When Should Kids Start Playing Sports?
When should kids start playing sports, given that their physical and mental development is highly individual?
From my early childhood I had a great interest in sports and outdoor activities, such as playing with my friends in the park or at the local playground. I was lucky enough that my parents supported me in almost everything, including sports, so they helped me find the activity that would be just right for me.
Even before I reached school age, I practiced tennis. However, team sports were more appealing to me, so I started with volleyball, and after a while turned to basketball. I remember I spent a lot of time on basketball courts during my school years. There were no gadgets, ipads, and other similar things. All the kids had fun outside. Good old times, I would say. Although I didn’t become a professional athlete, I’m glad my parents let me engage in sports which I much enjoyed. They helped me develop physically in the best possible way and shaped my personality in a good and healthy environment.
If you have children, you should introduce sports into their lives. However, make sure you aren’t pushing them too hard. Instead, be patient and encourage them to try everything they like because that is the only way to spark interest in them. Not only will they enjoy doing things they like but they will also be more physically active and will spend less time in front of the screen. That is a win-win situation, don’t you think?
However, the right timing is crucial here.
So when should kids start playing sports, given that their physical and mental development is highly individual?
It’s not possible to determine universal rule regarding this issue. Australian experts say children are generally ready to practice sports at 8-10 years. Researchers at Mayo Clinic in the USA believe that kids at the age of six are physically and mentally prepared to engage in team sports. On the other hand, according to Serbian doctors, the best time for children to start playing sports is when they are seven, right after they enter primary school.
Sport fills children with self confidence, it nurtures their team spirit, and equips them with the right set of skills to help them overcome any obstacles or difficulties the life may bring, like starting school for the first time.
What to do when your child shows an interest in sports? How you can encourage him to start practicing?
First of all, don’t force your child to hold a tennis racket if he would gladly kick the ball on the football field instead. This can be counterproductive and it could make him unwilling to practice particular sport. Put yourself into his shoes for a second and imagine you dream to become a pro golfer, and someone tells you it’s better to be a swimmer.
Don’t chase your lost dreams! Let your kids express their own individuality. Let them choose the sport they want, and explain to them that sport is a great opportunity for them to engage in, to have fun and make new friends.
If your child shows no interest in sports, try to find the cause for this. Perhaps he or she are just shy, scared or have some other minor problems (lack of confidence, for example). Be patient and try to help your child to start believing in himself and his abilities.
What sport should your kid play first?

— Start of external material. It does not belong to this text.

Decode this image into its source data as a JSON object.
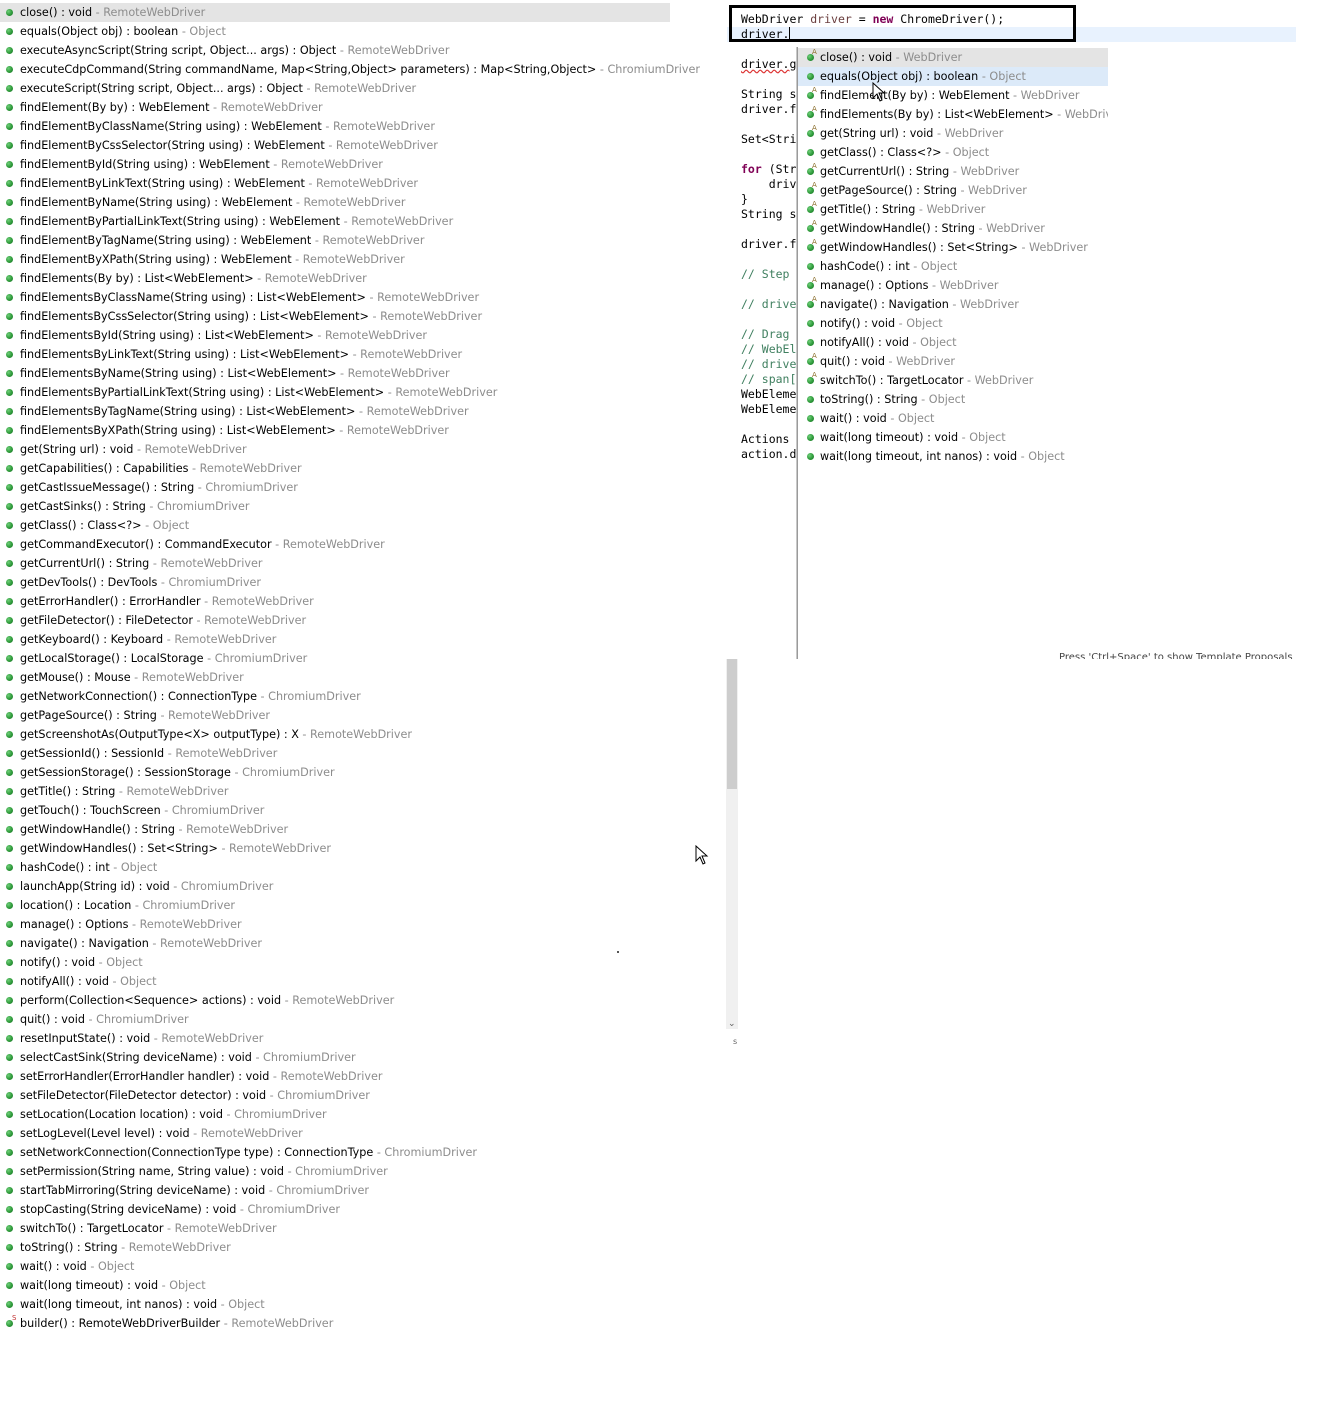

If we take into account development of basic motor skills, athletics should be on top of the list, being the best in this aspect. Children learn running techniques, develop speed and agility, balance and coordination, accuracy of movements, flexibility – everything they need to know before they continue to another sport.
Recently I had the opportunity to meet 13-year-old Mina Gajic. She has been practicing athletics since she was eight. However, she didn’t start with the athletics first. The first sport she got exposed to was gymnastics, but she found that she didn’t enjoy it as much as she should have and decided to pursue running instead. Since then she has won nearly 200 medals in various competitions in Serbia (mostly in the 600 meters), leaving behind her three year older opponents.
But the medals were not the reason why Mina decided to engage in athletics. It was her love for the sport. She achieved success only after a lot of hard work, apart from being a unique athletic talent.
If your child chooses any other sport, coaches should help him develop basic sports skills in the beginning. Otherwise, your child won’t get much from their training. If proper habits and abilities in terms of basic motor skills are not mastered and developed in time, then technical and tactical skills essential for any sport can’t be improved in the right way either, as adequate motor skills are lacking to support these demands.
Finally, what the child wants should count most
It’s important that the particular sport matches with the child’s personality style, athletic ability and interest level. Wrong choices bring unequal chances for success in the sports field, increase the risk of injuries, lead to a loss of interest in sports, and can cause great anxiety and frustration.
What’s even more important is to NOT force your children to become STAR ATHLETES such as Novak Djokovic, Ana Ivanovic, Lionel Messi or Usain Bolt. Many parents make mistakes by automatically enrolling their kids into the sport they once used to practice. This negatively affects their children’s personality. It also makes them feel not good enough if they are not able to satisfy their parents’ expectations and be the best players on the court.
Remember: any kind of physical activity or exercise is better than no physical activity at all. Every child is different. Based on his personality and motor skills he will be more or less interested in sports and prefer team sports rather than individual ones and vice versa.
When children are having a great time, it means they are playing, and they are able to do their best. Thus, they can keep developing and progressing and finally reach their full potentials.
Special thanks to Tamara Stojmenović, MD for her help and support in writing this article.